A building is normally understood as a final product in which the users are merely the consumers of that space. Rarely is a building a mechanism that is constantly updated, with every step of its transformation becoming a material snapshot of an informational and geometric system. Diagonal 80 is a company that converts digital files into physical objects of all sizes and materials. It is a paradigm of the new firms in the digital world: medium-sized, continually updating its technology, offering flexible working and 24-hour service. To bring together these elements outside the city, the new building is a hybrid of an industrial pavilion and tertiary space.
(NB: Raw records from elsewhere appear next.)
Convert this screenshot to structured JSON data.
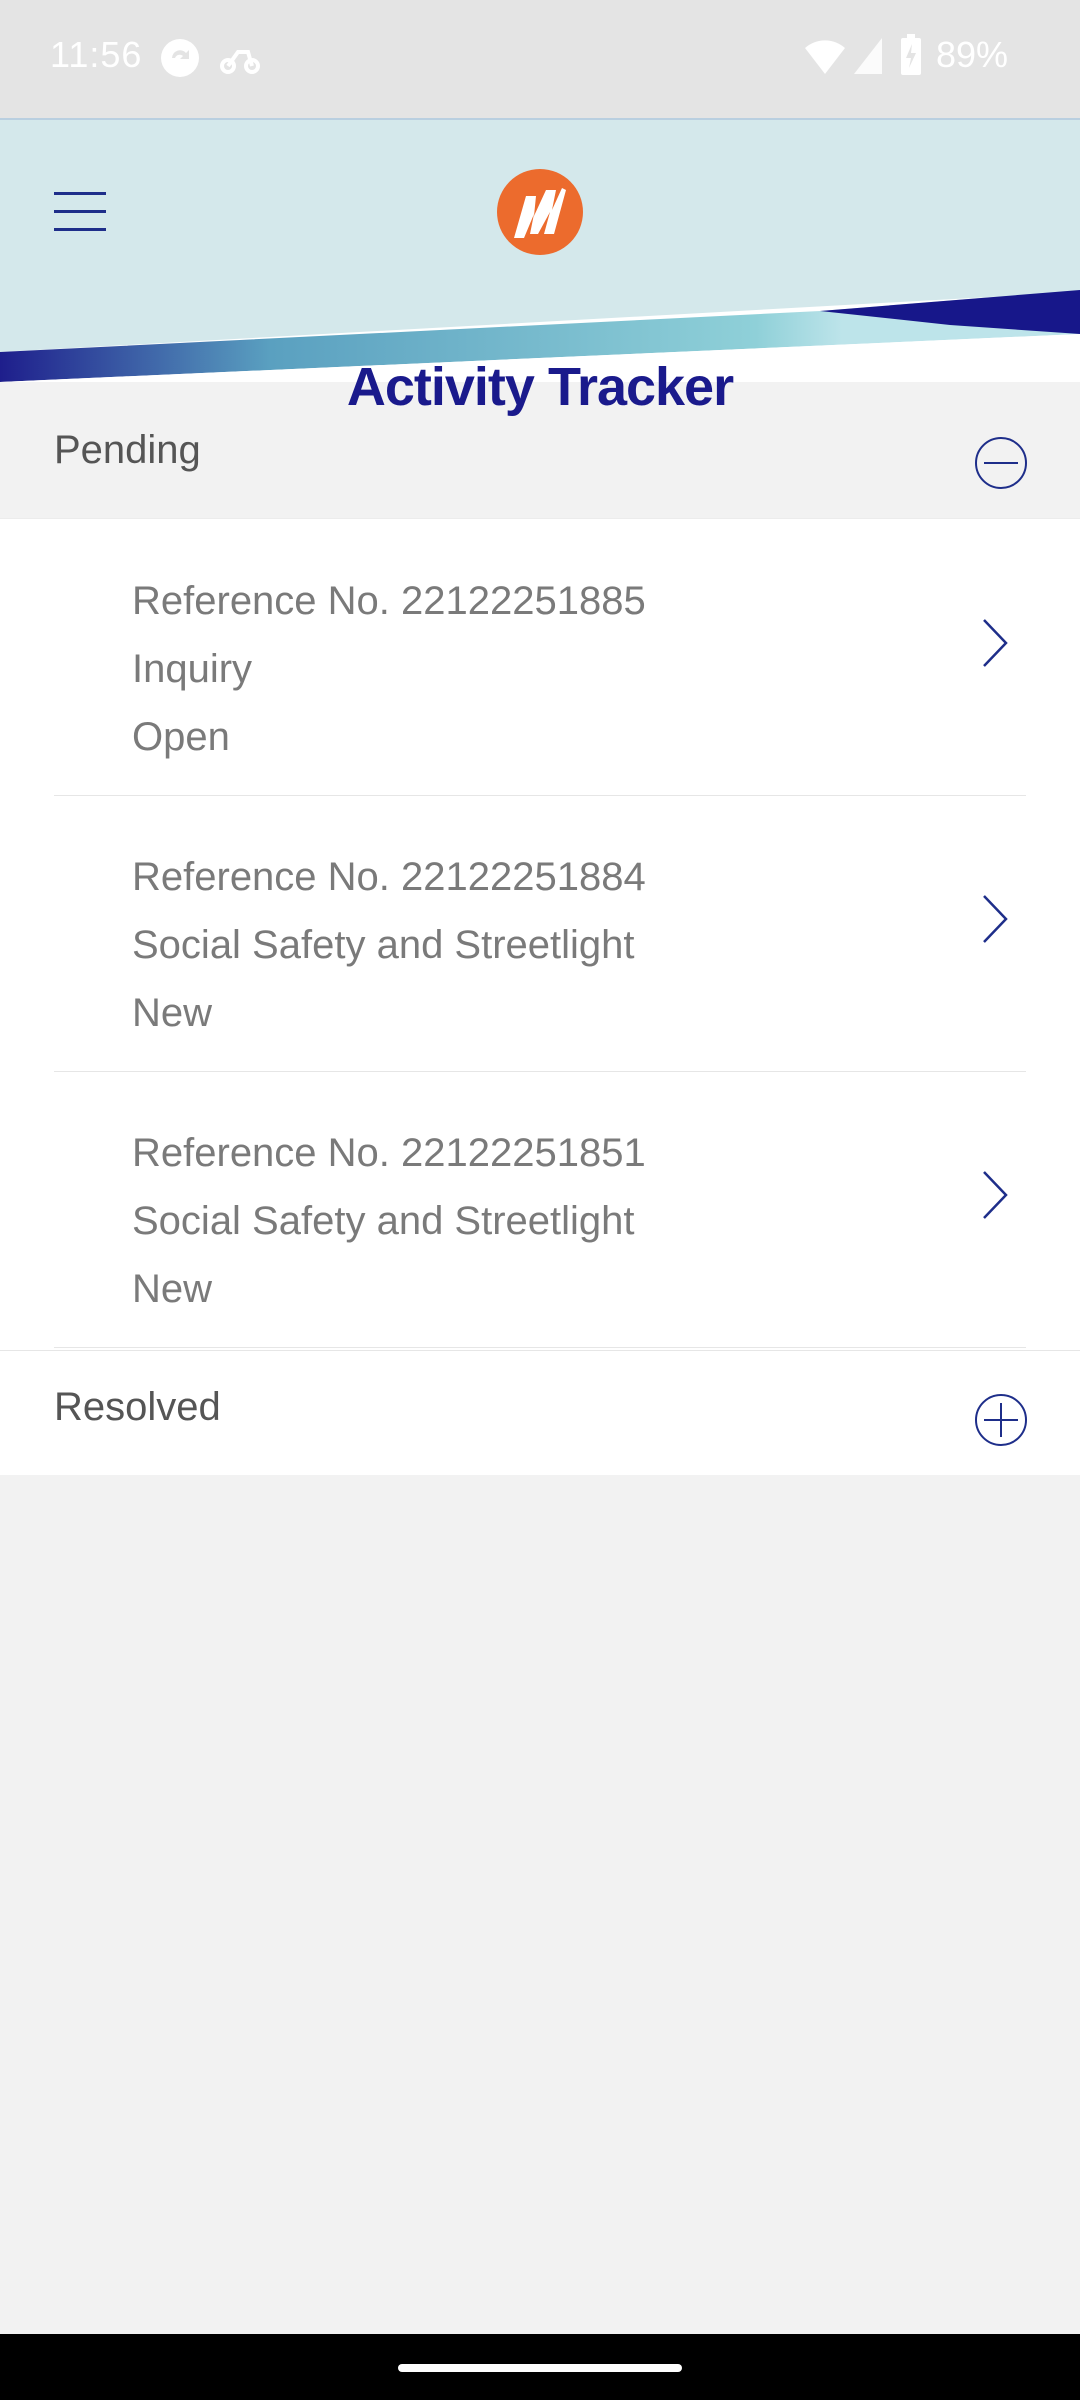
{
  "status_bar": {
    "time": "11:56",
    "battery": "89%",
    "icons": [
      "sync-icon",
      "scooter-icon",
      "wifi-icon",
      "signal-icon",
      "battery-icon"
    ]
  },
  "header": {
    "menu_icon": "hamburger-menu-icon",
    "logo": "meralco-logo",
    "title": "Activity Tracker"
  },
  "pending": {
    "label": "Pending",
    "toggle_icon": "collapse-minus-icon",
    "items": [
      {
        "reference": "Reference No. 22122251885",
        "category": "Inquiry",
        "status": "Open"
      },
      {
        "reference": "Reference No. 22122251884",
        "category": "Social Safety and Streetlight",
        "status": "New"
      },
      {
        "reference": "Reference No. 22122251851",
        "category": "Social Safety and Streetlight",
        "status": "New"
      }
    ]
  },
  "resolved": {
    "label": "Resolved",
    "toggle_icon": "expand-plus-icon"
  },
  "colors": {
    "accent_navy": "#1a1a8c",
    "logo_orange": "#ec6b2d",
    "header_bg": "#d4e8eb",
    "page_bg": "#f2f2f2"
  }
}
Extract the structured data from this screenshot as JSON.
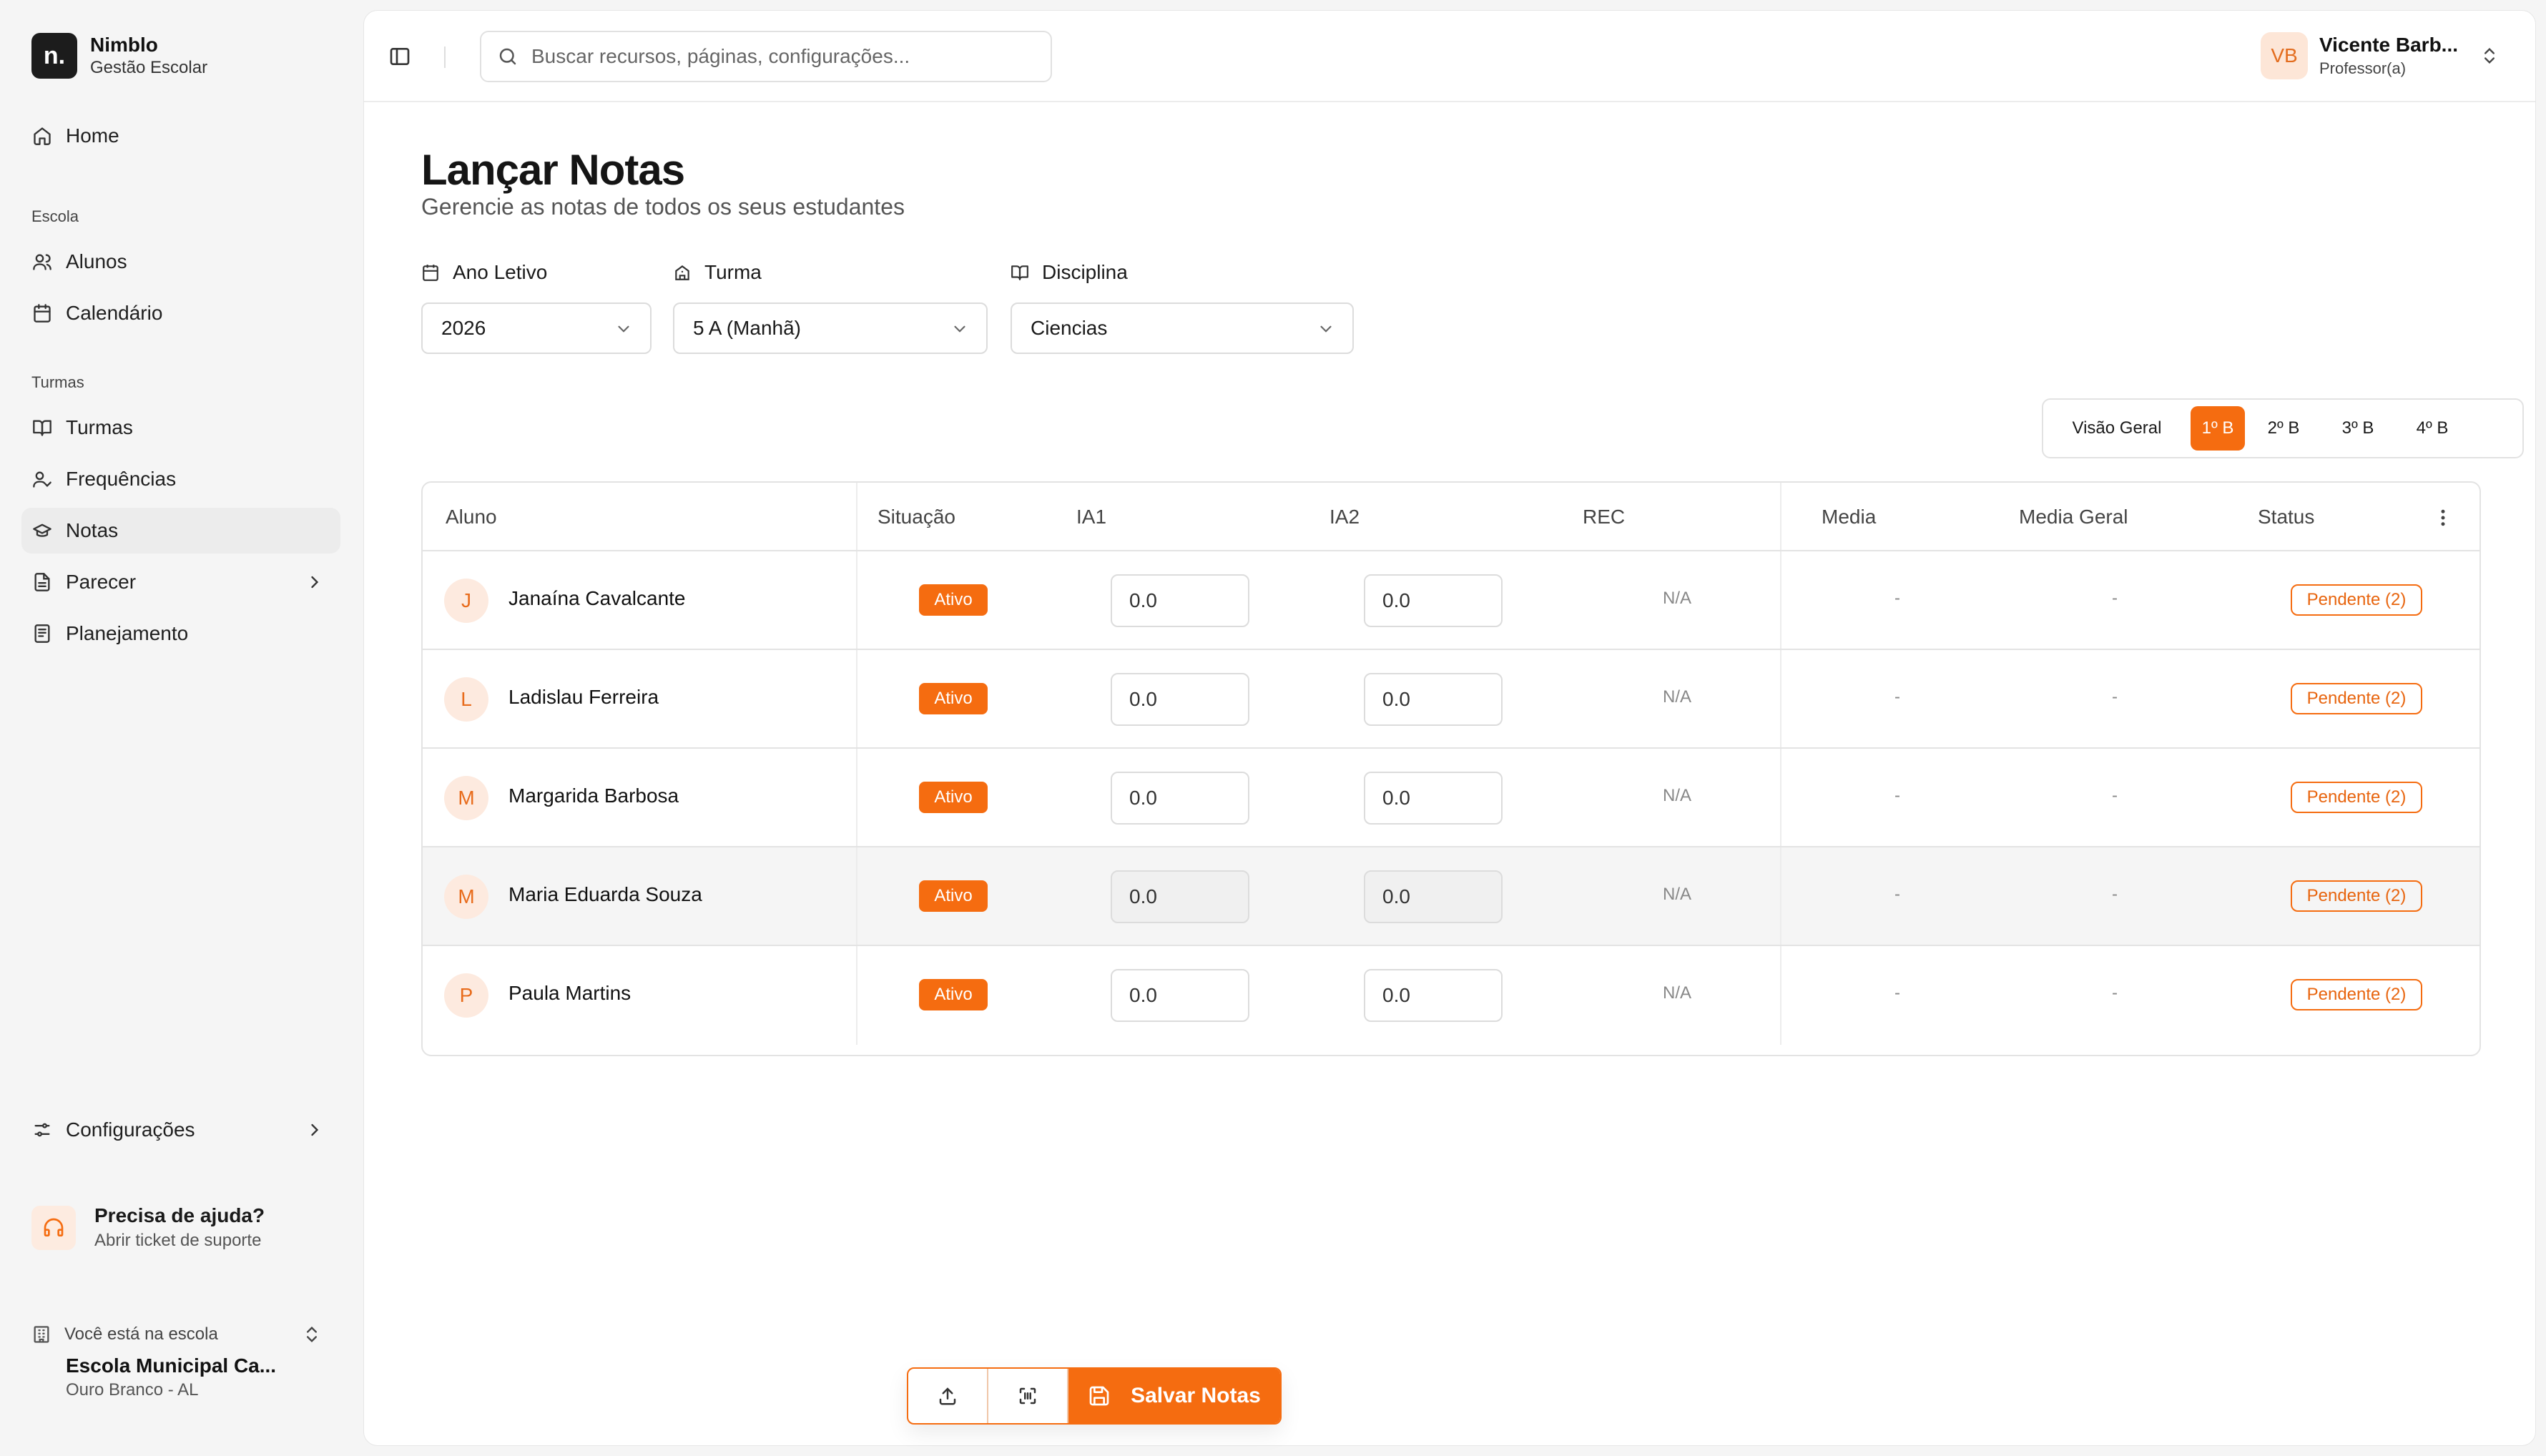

In spite of ithe industrial dimensions and finishes, the interior lighting and environmental conditions are fully controlled to preserve the company’s sensitive equipment.
Four main groups of components make up the spatial system: a bearing system linked to its tension and geometry; an exhibition system for company products (printing on canvas, vinyl and stiff backing materials); interior climate-control machinery and ducts; and the outer skin – a conventional metal enclosure system without a substructure. A common geometric system governs this suite of components and the overall spatial configuration.
The work started with the idea of building a geometric, spatial infrastructure that would allow the firm to reconfigure its building using its own printing system to produce any sort of material finish. The basic principle was to use the three-dimensional nature of the structure to make its geometry identify with the space and allow it to become a backing for any kind of finish. For this purpose, we chose pre-stressed beams with tendons set in a double-Y configuration, connected by pillars which replicate the plan organisation in elevation. In the industrial factory for Diagonal 80, complex knots – double Y-shaped pieces – play a fundamental role in the three-dimensional structure, coordinating the geometry and dimensions of the bars and joining them selectively from the mechanical point of view. To resolve the joins of different tubes of different lengths set at different angles, the knots are produced by digital manufacturing, directly from 3D files. The building thus becomes a kind of hybrid between an industrially built artefact and a digital construct generated directly from a digital file.
Their factory building can therefore be seen as a three-dimensional fabject which in turn provides support for printed fabtecs and mechanical parts, in a constant updating process governed by the geometry of the bearing structure.